This application also came before HHJ Wicks. After the hearing was adjourned twice, the matter was listed for determination by written submissions. The learned judge granted leave on 29 June 2020. He was satisfied that there had been a significant change in the parents' circumstances and that when considering Y's welfare throughout his life, the parents had a solid case for opposing the making of an adoption order.

HHJ Wicks refused the local authority's application for permission to appeal and a notice of appeal was filed with the Court of Appeal on 6 July 2020. Permission to appeal was granted.

The appeal
The appeal was opposed by the parents but supported by the Guardian.

The Court of Appeal held that HHJ Wicks had identified and properly applied the correct legal principles, was entitled to proceed on the basis of written submissions, had not taken the parents' assertions of change at face value, had undertaken a careful and balanced analysis of Y's welfare and correctly identified that he was not evaluating the prospect of Y being returned to the parents' care but, rather, the prospect of the parents successfully opposing the making of an adoption order [paras 34-39]. Put simply,

"…he concluded that, having identified changes in circumstances sufficient to open the door, it was in the interests of Y's welfare throughout his life to have another look at the question whether the need to preserve family relationships, in particular sibling relationships, continues to be outweighed by the greater permanency which adoption would bring." [para 39]

The local authority complained that when HHJ Wicks had considered its "schedule of clarifications" submitted following his judgment, he had replied with concern that the sibling contact had been so limited (direct contact having taken place only three times since the making of the placement order) when "[his] welfare analysis in the care proceedings was in no small part based upon the fact that the local authority had committed itself to finding prospective adopters who would be willing to promote sibling contact" [para 18]. It was accepted in the Court of Appeal that the learned judge's recollection on this point may have been mistaken, however this did not materially undermine his assessment of whether the issue should be reviewed again in the context of the adoption application [paras 40-41].

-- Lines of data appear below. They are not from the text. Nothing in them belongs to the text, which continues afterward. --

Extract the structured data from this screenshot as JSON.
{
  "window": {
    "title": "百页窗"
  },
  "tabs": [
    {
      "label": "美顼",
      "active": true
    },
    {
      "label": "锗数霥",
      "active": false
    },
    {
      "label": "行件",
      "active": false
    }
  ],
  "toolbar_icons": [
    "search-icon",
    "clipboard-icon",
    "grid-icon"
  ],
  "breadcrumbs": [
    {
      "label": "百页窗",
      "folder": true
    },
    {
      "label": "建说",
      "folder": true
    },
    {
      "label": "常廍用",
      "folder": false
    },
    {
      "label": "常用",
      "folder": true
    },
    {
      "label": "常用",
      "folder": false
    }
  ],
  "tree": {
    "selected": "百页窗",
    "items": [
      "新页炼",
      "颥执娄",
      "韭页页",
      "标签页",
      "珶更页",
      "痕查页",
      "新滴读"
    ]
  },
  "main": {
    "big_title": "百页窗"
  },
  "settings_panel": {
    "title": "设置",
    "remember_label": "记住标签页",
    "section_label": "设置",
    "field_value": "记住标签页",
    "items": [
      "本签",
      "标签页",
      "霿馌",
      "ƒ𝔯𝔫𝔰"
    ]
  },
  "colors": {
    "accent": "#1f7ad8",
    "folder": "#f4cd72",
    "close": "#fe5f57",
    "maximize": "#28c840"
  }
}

Participation of disabled litigants at remote hearings
Y's parents are profoundly deaf and participated in the court proceedings with the assistance of sign language interpreters. M was also assisted by a deaf-registered intermediary. Their participation in the proceedings had been made more difficult as the hearings were conducted remotely.

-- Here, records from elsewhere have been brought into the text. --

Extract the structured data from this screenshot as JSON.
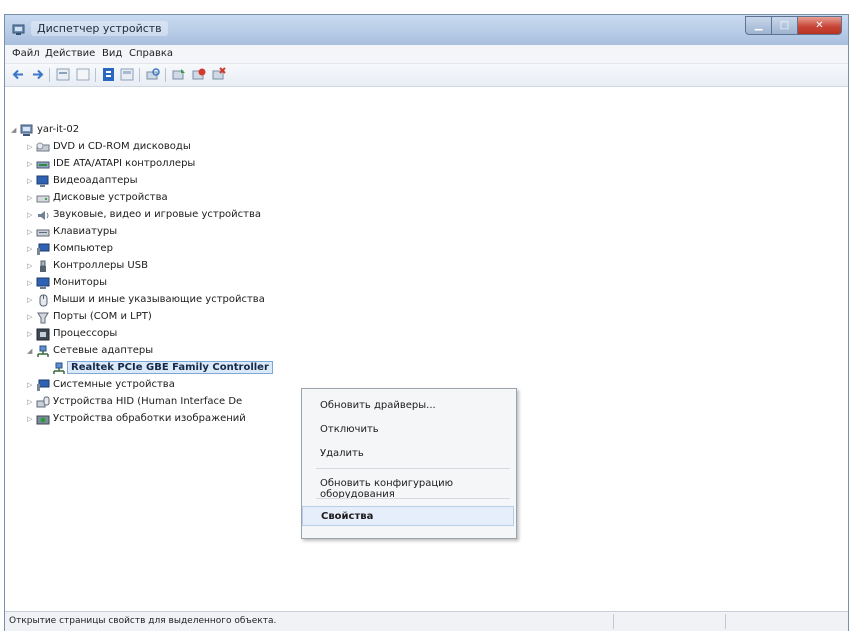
{
  "window": {
    "title": "Диспетчер устройств"
  },
  "menu": [
    "Файл",
    "Действие",
    "Вид",
    "Справка"
  ],
  "toolbar": {
    "icons": [
      "back-icon",
      "forward-icon",
      "properties-icon",
      "view-icon",
      "help-icon",
      "show-hidden-icon",
      "scan-hardware-icon",
      "update-driver-icon",
      "disable-device-icon",
      "uninstall-icon"
    ]
  },
  "tree": {
    "root": "yar-it-02",
    "categories": [
      "DVD и CD-ROM дисководы",
      "IDE ATA/ATAPI контроллеры",
      "Видеоадаптеры",
      "Дисковые устройства",
      "Звуковые, видео и игровые устройства",
      "Клавиатуры",
      "Компьютер",
      "Контроллеры USB",
      "Мониторы",
      "Мыши и иные указывающие устройства",
      "Порты (COM и LPT)",
      "Процессоры",
      "Сетевые адаптеры"
    ],
    "selected_device": "Realtek PCIe GBE Family Controller",
    "after": [
      "Системные устройства",
      "Устройства HID (Human Interface De",
      "Устройства обработки изображений"
    ]
  },
  "context_menu": {
    "items": [
      "Обновить драйверы...",
      "Отключить",
      "Удалить",
      "Обновить конфигурацию оборудования",
      "Свойства"
    ]
  },
  "status": {
    "text": "Открытие страницы свойств для выделенного объекта."
  }
}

This was the first remote hearing before the Court of Appeal involving litigants with hearing difficulties. The court declined to give updating guidance for managing such cases but referred the matter to the President and MacDonald J to consider whether the guidance on the conduct of remote and hybrid hearings in the family justice jurisdiction needs amendment to address the difficulties faced by disabled litigants in general and those with hearing loss in particular [para 2]. 

The court confirmed that, in the meantime, the guidance given in Re C (A Child) [2014] EWCA Civ 128 applies, including in the Court of Appeal. It was noted that in the case of a remote or hybrid hearing, where the party, interpreter and/or intermediary are not together in the same room, it will be necessary to consider how they can communicate with each other separately from and alongside the platform through which the hearing is being conducted. That may or may not be a matter for a court direction, but it will certainly be something to be considered and arranged by the parties' solicitors [para 3].

Summary by Sophie Smith-Holland, barrister St Johns Chambers 

Read the full judgment of Y (Leave to Oppose Adoption), Re [2020] EWCA Civ 1287 on BAILII